What I've never had was a desire to restrict music. Even in the case of the often vilified “gangster rap” I'm pretty laissez faire. I don’t think getting rid of what I consider to be bad music changes the people who are listening to said music. If somebody is going to “Wang Chung tonight” then they’re going to Wang Chung tonight. I can’t stop that. If there were no Wang Chung then they would probably "build a city on rock 'n' roll."
Symphony No. 2
As bad as "Everybody Wang Chung Tonight” is, it’s still better than no music. Right? We can all agree on that one.
According to the Huffington Post, we cannot all agree on that one. In Britain there is a small but aggressive Islamic group trying to eradicate music in their school system. Apathy regarding classical music is bad enough, now we have to deal with active repression?

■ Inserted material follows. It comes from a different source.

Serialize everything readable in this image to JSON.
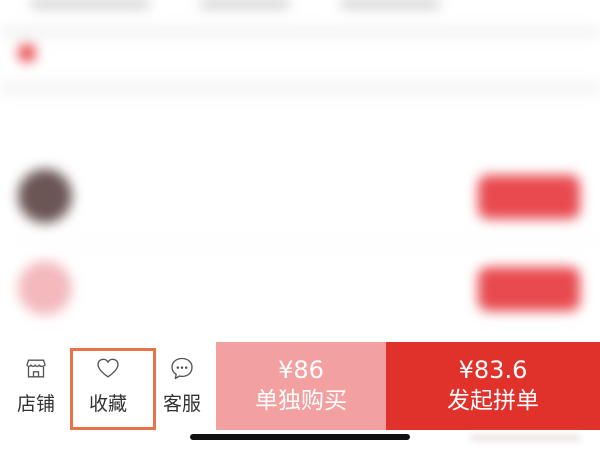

Religion and music have gone hand in hand for centuries with varying stipulations. Orthodox Judaism has some restrictions on instruments and gender when it comes to music. Protestant pop singer Amy Grant came from a sect of Christianity that banned all but vocal music. The trombone was once considered only for use in sacred music — until Beethoven’s Symphony No. 5.
"We Built This City"
However, all of these are still music. The aims of the British group, along with other jihadists mentioned in the Huffpost, is no music whatsoever because, “Music sows hypocrisy in the heart like water causes seeds to grow in soil.”
That little turn of phrase can be applied to anything. “Vitamin C sows hypocrisy in the heart like water causes seeds to grow in soil.” It’s ultimately nonsense, but as Stephen Colbert would say, it sounds “truthy.”
I’m proposing a counter measure to the jihadists. How about we increase our listening by 30 to 40 minutes everyday? I’m half joking because this anti-music movement doesn’t feel like a real threat, but it remains somewhat grotesque and in some areas, such as Mali and Somalia, the threat is real.
I’m listening to 45 minutes of a Glière symphony as a symbol of solidarity. Take that extremists.